NEW YORK -- The NBA yesterday absolved Michael Jordan of any wrongdoing regarding the recent gambling allegations that have surfaced against the Chicago Bulls' star but also warned him against associations with individuals of questionable character.
The announcement came after a 2 1/2 -hour meeting here among Jordan and his attorney, NBA deputy commissioner Russ Granik, security director Horace Balmer and former federal judge Frederick Lacey, who was retained by the NBA.
"This situation has been investigated with complete cooperation from Michael and his attorneys," NBA commissioner David Stern said in a statement, "and Judge Lacey has assured us that there appears to be no reason for the NBA to take action against Michael.
"We've also been advised that Michael is not the subject of investigation by any law enforcement agency, [and] there is no evidence that Michael has ever gambled on NBA games.
"Michael has advised us he understands the gravity of the situation and that if he is not more careful about his associations, it can reflect adversely on his fellow players and the entire NBA. He has assured us that he will be more careful about those associations in the future."
Jordan, saying that as far as he was concerned the matter was now behind him, was contrite and apologetic as he met with reporters before last night's 96-90 victory over the New York Knicks.
"I knew that at some point they had to look into the situation, which they did," said Jordan, "and I just tried to be as straightforward as possible.
"There are things to be learned from this. Every individual learns from his mistakes, and that was a mistake, the whole encounter.
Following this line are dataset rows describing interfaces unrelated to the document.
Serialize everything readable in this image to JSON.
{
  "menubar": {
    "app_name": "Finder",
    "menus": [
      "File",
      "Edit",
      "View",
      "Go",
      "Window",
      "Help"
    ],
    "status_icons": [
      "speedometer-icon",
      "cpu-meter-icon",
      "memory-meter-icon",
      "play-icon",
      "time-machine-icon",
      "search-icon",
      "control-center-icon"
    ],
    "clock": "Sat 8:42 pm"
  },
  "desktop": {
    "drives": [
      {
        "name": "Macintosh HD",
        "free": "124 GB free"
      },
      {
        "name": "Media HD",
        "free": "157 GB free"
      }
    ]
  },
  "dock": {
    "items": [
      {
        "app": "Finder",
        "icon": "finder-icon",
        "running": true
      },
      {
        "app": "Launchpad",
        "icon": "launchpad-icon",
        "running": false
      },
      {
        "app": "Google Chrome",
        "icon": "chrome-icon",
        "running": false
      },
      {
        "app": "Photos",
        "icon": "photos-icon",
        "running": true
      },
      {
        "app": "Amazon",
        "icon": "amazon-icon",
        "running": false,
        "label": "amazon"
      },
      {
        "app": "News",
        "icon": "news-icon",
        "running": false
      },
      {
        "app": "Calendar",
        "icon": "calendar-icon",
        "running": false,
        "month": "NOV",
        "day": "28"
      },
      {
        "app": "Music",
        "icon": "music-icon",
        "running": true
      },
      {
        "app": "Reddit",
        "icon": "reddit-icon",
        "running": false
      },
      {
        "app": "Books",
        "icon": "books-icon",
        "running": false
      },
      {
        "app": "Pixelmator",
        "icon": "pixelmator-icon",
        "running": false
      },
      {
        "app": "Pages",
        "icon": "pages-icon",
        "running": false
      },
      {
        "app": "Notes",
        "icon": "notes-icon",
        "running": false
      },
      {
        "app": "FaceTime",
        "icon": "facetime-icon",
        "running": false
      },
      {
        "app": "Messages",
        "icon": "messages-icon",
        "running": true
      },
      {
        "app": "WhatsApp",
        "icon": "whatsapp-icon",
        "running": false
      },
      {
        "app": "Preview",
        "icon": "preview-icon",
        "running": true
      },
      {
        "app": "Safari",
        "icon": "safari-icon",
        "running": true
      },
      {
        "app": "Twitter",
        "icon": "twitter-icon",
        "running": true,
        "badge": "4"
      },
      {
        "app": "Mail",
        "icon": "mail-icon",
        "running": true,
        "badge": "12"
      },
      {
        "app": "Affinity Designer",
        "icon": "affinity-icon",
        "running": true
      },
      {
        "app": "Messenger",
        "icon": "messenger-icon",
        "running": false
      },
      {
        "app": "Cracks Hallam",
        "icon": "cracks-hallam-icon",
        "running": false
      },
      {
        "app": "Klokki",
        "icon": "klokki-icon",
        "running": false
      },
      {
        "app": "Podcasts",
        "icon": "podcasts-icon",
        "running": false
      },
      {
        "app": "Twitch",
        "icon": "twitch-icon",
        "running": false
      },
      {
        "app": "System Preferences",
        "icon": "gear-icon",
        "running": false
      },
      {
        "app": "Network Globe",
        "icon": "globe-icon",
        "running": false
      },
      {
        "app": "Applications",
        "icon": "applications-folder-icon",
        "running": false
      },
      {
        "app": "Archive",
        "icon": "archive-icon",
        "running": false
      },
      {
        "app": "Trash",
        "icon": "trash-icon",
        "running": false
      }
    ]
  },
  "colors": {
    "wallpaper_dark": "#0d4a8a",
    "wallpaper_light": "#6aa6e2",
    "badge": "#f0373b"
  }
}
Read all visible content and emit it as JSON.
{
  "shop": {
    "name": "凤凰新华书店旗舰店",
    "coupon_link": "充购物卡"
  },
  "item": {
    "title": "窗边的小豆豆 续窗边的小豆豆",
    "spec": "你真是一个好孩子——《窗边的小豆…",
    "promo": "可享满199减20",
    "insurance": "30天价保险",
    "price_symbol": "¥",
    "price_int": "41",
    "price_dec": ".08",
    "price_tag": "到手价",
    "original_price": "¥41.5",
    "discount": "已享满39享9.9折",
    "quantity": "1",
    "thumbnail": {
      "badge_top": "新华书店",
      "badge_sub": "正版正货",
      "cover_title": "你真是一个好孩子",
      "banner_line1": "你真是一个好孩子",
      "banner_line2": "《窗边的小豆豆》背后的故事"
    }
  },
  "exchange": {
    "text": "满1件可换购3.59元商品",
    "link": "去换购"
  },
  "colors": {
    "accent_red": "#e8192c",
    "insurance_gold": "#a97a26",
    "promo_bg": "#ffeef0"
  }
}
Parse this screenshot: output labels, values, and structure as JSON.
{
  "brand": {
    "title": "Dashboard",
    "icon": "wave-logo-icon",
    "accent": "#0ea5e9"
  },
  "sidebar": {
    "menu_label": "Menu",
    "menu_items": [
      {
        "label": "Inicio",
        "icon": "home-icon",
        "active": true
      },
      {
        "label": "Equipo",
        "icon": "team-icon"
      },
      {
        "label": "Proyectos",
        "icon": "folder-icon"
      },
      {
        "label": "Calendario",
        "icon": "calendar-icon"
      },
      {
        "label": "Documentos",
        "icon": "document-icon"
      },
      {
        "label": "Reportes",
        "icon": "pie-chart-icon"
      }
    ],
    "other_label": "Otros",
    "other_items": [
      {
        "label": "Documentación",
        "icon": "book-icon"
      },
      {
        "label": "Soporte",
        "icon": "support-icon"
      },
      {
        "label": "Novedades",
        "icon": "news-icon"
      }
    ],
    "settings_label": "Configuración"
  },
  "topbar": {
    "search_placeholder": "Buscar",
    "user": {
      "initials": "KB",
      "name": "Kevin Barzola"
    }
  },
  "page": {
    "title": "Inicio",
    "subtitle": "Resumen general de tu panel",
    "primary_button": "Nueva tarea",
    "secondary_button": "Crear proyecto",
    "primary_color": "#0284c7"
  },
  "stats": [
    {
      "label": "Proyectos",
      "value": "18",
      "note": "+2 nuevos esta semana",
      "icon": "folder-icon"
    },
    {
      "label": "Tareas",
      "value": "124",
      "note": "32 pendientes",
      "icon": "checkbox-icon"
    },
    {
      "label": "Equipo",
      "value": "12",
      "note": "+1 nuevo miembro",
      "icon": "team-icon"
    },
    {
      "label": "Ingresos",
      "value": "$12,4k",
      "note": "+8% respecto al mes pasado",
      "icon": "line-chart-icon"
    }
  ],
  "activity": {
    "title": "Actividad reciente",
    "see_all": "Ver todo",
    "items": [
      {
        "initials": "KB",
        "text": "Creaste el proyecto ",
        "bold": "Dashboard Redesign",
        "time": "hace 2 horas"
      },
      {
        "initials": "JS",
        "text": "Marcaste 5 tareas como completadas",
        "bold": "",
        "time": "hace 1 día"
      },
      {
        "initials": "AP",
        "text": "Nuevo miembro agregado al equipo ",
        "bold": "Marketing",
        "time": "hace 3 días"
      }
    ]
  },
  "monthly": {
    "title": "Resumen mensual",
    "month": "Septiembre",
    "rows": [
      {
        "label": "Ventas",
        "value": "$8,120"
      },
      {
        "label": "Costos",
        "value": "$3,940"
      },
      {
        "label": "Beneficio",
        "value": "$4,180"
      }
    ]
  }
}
"No one's perfect -- Michael Jordan, you [media] or anyone else. I think the lesson that comes from this is that when you make a mistake, you've got to stand up and accept it and move on. I hated that I put myself in a predicament like that, and naturally from this point you have to evaluate yourself and the people you come into contact with.
"Sometimes you tend to forget as a public person the things you have to take into account. Naturally, it's an embarrassment for me, my family, the organization and the fans as well . . . and hopefully they can understand that mistakes will happen. The embarrassment is something I don't want to encounter again. The letting down of people is something I don't want to encounter again.
"I don't think it will cause me to withdraw from things I enjoy doing, but I'll look at them more cautiously and evaluate it better."
Asked about his comments of two weeks ago that he could associate with whomever he pleased, Jordan explained: "That was more or less a rebuttal to the attention I was receiving. That was one of those times I chose the Charles Barkley way and spoke without thinking. I really didn't evaluate the circumstances of the whole situation."
Jordan could have faced a league suspension but apparently earned no more than a slap on the wrists and advice to be more careful.
And he sounded like a chastened man.
"I made a very critical mistake in evaluating the people that I deal with," said Jordan. "I'm a sucker for a golf game. But it's going to make me more cautious and more aware of Michael Jordan and what to expect of Michael Jordan. In that area, I kind of let people down, and I want to apologize. I feel very embarrassed about it. But I don't want people to condemn me, because everyone is entitled to a mistake."